Sinner’s expectations are never God’s. God is not forced to conform to our hopes but rather we conform to His. Blessed is he who is not offended by God’s expectation fulfilled in Jesus. Most expect a different kind of prophet. Most do not expect such a hard call to repent or such a sweet message of release. Most want a slick pastor with a wishy-washy message that tugs at the heart strings and addresses the felt needs. They care nothing for God’s way nor His thoughts. This is why from the days of John the Baptist, through the life and death of Christ Jesus, and even now the kingdom of heaven suffers violence and the violent take it by force. Jesus will not dance to our song nor lament when we whine.
The hopes and dreams of fallen men do not coincide with God’s hopes and dreams for them. His ways are not our ways. His thoughts are not our thoughts. The Jesus campaign promises would never get Him elected. The sweet voice of Christ chanting the Psalms doesn’t fit our fancy. The show Jesus puts on is a gruesome and horrible display that lacks the entertainment value of a DVD in the discount bin. And the product he procures for us we neither desire nor will receive.

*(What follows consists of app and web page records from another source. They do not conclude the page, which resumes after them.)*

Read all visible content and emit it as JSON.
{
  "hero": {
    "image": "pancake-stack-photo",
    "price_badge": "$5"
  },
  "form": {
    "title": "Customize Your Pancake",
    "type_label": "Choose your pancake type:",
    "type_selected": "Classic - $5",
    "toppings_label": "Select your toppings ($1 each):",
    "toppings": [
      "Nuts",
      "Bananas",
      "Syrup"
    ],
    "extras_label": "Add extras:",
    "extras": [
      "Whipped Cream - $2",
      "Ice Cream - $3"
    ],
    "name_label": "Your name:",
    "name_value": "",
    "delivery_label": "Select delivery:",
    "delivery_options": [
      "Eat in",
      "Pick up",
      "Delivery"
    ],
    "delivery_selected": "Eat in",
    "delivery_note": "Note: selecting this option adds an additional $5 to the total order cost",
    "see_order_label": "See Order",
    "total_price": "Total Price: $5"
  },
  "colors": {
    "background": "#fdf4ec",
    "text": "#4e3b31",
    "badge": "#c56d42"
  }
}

God sends his messengers to reform our false expectations. His holy prophets come with confession and absolution. These prophets’ sons expose your sin and preach the good news to you. They’re not impressive and don’t submit to your strong gusts for change. The pastor-angels have received their marching orders from the Good Commander. They are clothed with the rough garments of salvation and are ready to give you the very thing you need whether you expected it or not. They are preparing and preserving the way for the Lord to dwell in you His redeemed.
Jesus reforms our sinful expectations. We think we’re worthy of salvation and he humbles us by the law redeems us by His shed blood in His body and His blood. We think we can contribute to grace and He gives us his abundant mercy and complete grace as a free gift in Holy Baptism. We think there is wisdom unto salvation in earthly gurus and He gives us everything our faith needs in the Holy Scriptures. Our sinful expectations are reformed to His, all though the giving of the gifts.
Wisdom proceeding from the mouth of the Most High reorders and governs the Christian expectation. This work of God was given by the Scriptures and through violent suffering. This work will continue until our dying day or Christ comes again. Martin Luther was without hope and true desire for God. In God’s mercy he revealed the truth of to our church’s namesake. Today, you may not have wanted Him as He has promised but now you know we need Him and you know right where to find Him. Our hopes and dreams are restored by forgiveness, life, and salvation. Jesus who dances to his own flute and sings a new song of salvation for you.
In Name of the Father, + Son, and Holy Spirit. Amen.
Rev. Christopher R. Gillespie
Grace Lutheran Church